“There's a specific provision under the New York Constitution under the redistricting amendment, Section 4E, that says that the map has to be in place unless modified by a court and that is the provision that we are here under today,” Branch said.

Attorney Misha Tseytlin, representing the electors, took issue with the term modification, arguing his clients are seeking much more than that.

“It might be good English to say that the French Revolution modified the status of the nobility, but that's only because there is a third kind of speech known as understatement and a literally literary device known as sarcasm,” said Tseytlin, of Troutman Pepper. “I don't think I can say it better than, to explain why the word modified doesn't mean a wholesale change.”

Justice Eddie J. McShan asked Hill if his IRC clients’ failure to provide a congressional map is a constitutional violation.

“The constitution provides a remedy for that, which was exercised,” Hill, of Perillo Hill, responded.

Attorney Jessica Ring Edmundson, who represented three IRC members in favor of presenting a second map, supplemented Branch's arguments. She was met by Pritzker questioning why the IRC should get another shot at finishing a job it had abandoned.

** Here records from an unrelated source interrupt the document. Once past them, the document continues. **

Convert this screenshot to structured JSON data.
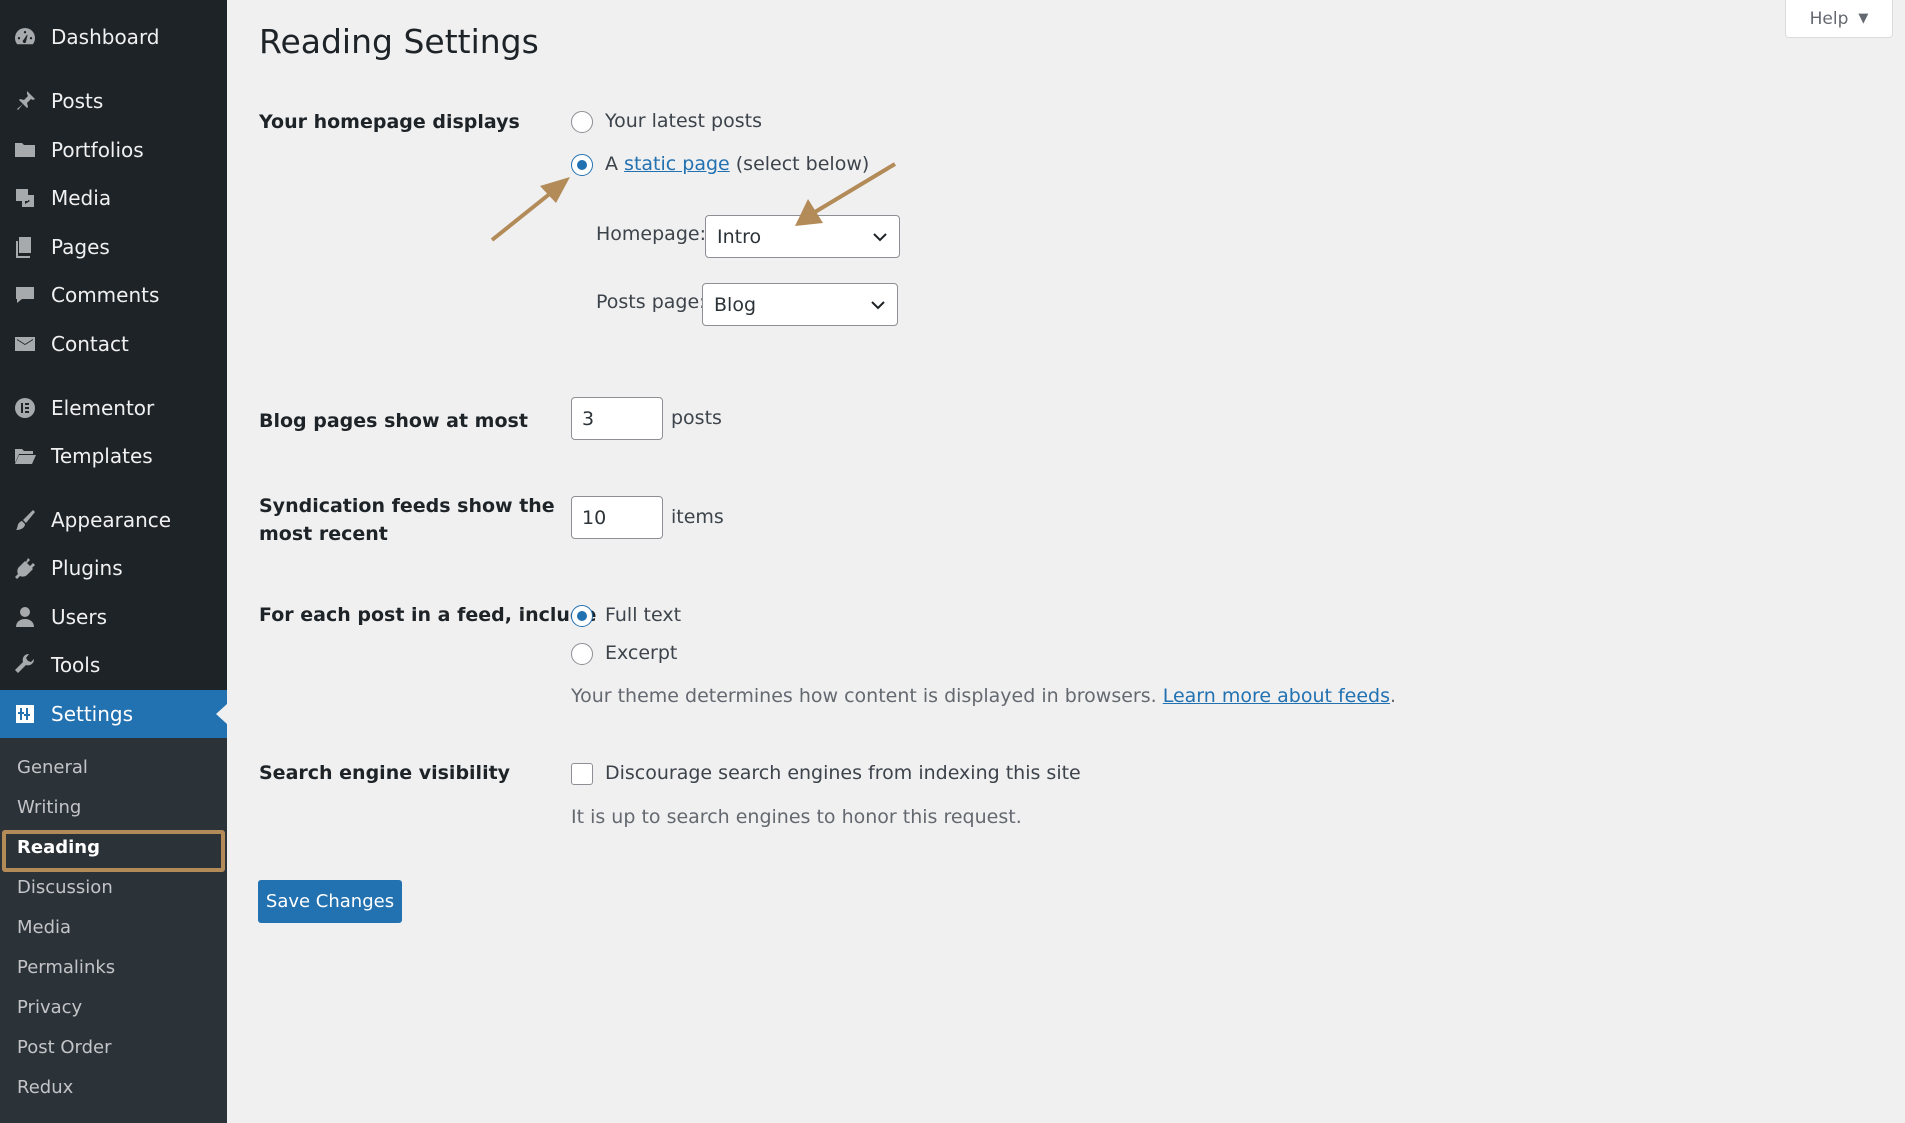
{
  "sidebar": {
    "items": [
      {
        "label": "Dashboard",
        "icon": "dashboard-icon"
      },
      {
        "label": "Posts",
        "icon": "pin-icon"
      },
      {
        "label": "Portfolios",
        "icon": "folder-icon"
      },
      {
        "label": "Media",
        "icon": "media-icon"
      },
      {
        "label": "Pages",
        "icon": "pages-icon"
      },
      {
        "label": "Comments",
        "icon": "comment-icon"
      },
      {
        "label": "Contact",
        "icon": "mail-icon"
      },
      {
        "label": "Elementor",
        "icon": "elementor-icon"
      },
      {
        "label": "Templates",
        "icon": "folder-open-icon"
      },
      {
        "label": "Appearance",
        "icon": "brush-icon"
      },
      {
        "label": "Plugins",
        "icon": "plug-icon"
      },
      {
        "label": "Users",
        "icon": "user-icon"
      },
      {
        "label": "Tools",
        "icon": "wrench-icon"
      },
      {
        "label": "Settings",
        "icon": "settings-icon"
      }
    ],
    "submenu": [
      "General",
      "Writing",
      "Reading",
      "Discussion",
      "Media",
      "Permalinks",
      "Privacy",
      "Post Order",
      "Redux"
    ],
    "current_submenu": "Reading"
  },
  "header": {
    "help_label": "Help",
    "title": "Reading Settings"
  },
  "form": {
    "homepage_displays": {
      "label": "Your homepage displays",
      "option_latest": "Your latest posts",
      "option_static_prefix": "A",
      "option_static_link": "static page",
      "option_static_suffix": "(select below)",
      "selected": "static page",
      "homepage_label": "Homepage:",
      "homepage_value": "Intro",
      "posts_page_label": "Posts page:",
      "posts_page_value": "Blog"
    },
    "blog_pages": {
      "label": "Blog pages show at most",
      "value": "3",
      "unit": "posts"
    },
    "syndication": {
      "label_line1": "Syndication feeds show the",
      "label_line2": "most recent",
      "value": "10",
      "unit": "items"
    },
    "feed_include": {
      "label": "For each post in a feed, include",
      "option_full": "Full text",
      "option_excerpt": "Excerpt",
      "selected": "Full text",
      "desc_prefix": "Your theme determines how content is displayed in browsers.",
      "desc_link": "Learn more about feeds",
      "desc_suffix": "."
    },
    "search_visibility": {
      "label": "Search engine visibility",
      "checkbox_label": "Discourage search engines from indexing this site",
      "checked": false,
      "desc": "It is up to search engines to honor this request."
    },
    "save_label": "Save Changes"
  },
  "colors": {
    "sidebar_bg": "#1d2327",
    "submenu_bg": "#2c3338",
    "accent": "#2271b1",
    "annotation": "#b38b59",
    "page_bg": "#f0f0f1"
  }
}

“At the time, there was a set of commissioners who refused to meet to actually be able to vote out the map and there was legislation in place at the time that provided what would happen in that instance,” said Rung Edmundson, of Jenner & Block. “So, what the violation of law that the Harkenrider court remedied was the fact that there was no map in place for the 2022 election. The rights of the people to actually have the IRC process play out the way that they intended has not yet been remedied.”

Justices Molly Reynolds Fitzgerald and John C. Egan Jr. rounded out the five-Justice panel, which took the case under advisement.

The stakes are high after several upsets in New York congressional races last year flipped control of the U.S. House of Representatives to the Republican party by a slim margin. New congressional boundaries could improve the Democrats’ changes to regain control in the next election cycle.

The battle over gerrymandering in New York has been fought for decades, but the latest court fight began after 14 Republican state electors filed a complaint in February 2022 alleging Democrats “unconstitutionally malapportioned” districts following the 2020 census and violated a 2014 law prohibiting partisan or incumbent-protected gerrymandering.

In the 67-page complaint which came to be known as Harkenrider, the electors alleged that none of the proposed congressional districts match the 776,000-resident population goal, citing “bizarre, roving boundaries” in certain districts and “dramatically different” maps in other districts.

New York in 2010 had a population goal of about 720,000 residents for each of its 27 congressional districts. Republicans claimed, however, that population shifts over time led to those districts being malapportioned. Four years later, the state amended its constitution to prohibit partisan or incumbent-protected gerrymandering, and it formed an independent commission to redraw congressional districts every ten years starting in 2020.

The New York Court of Appeals, the state's highest court, ruled in a 4-3 decision that the new maps were gerrymandered. The ruling delayed the state’s primary elections from June to August.

The boundaries were drawn by a court and were set to remain in place for the next decade.

The Democratic electors then challenged the court-drawn boundaries in June 2022, claiming the IRC neglected its constitutional duty by not redrawing a second map following the Court of Appeals decision. The Supreme Court of New York for Albany County rejected the claim, finding that there was no enforceable remedy available to the electors, prompting the appeal to the Appellate Division.

Follow @@joeharris_stl
Categories / Appeals, Government, Politics, Regional

Read the Top 8

Sign up for the Top 8, a roundup of the day's top stories delivered directly to your inbox Monday through Friday.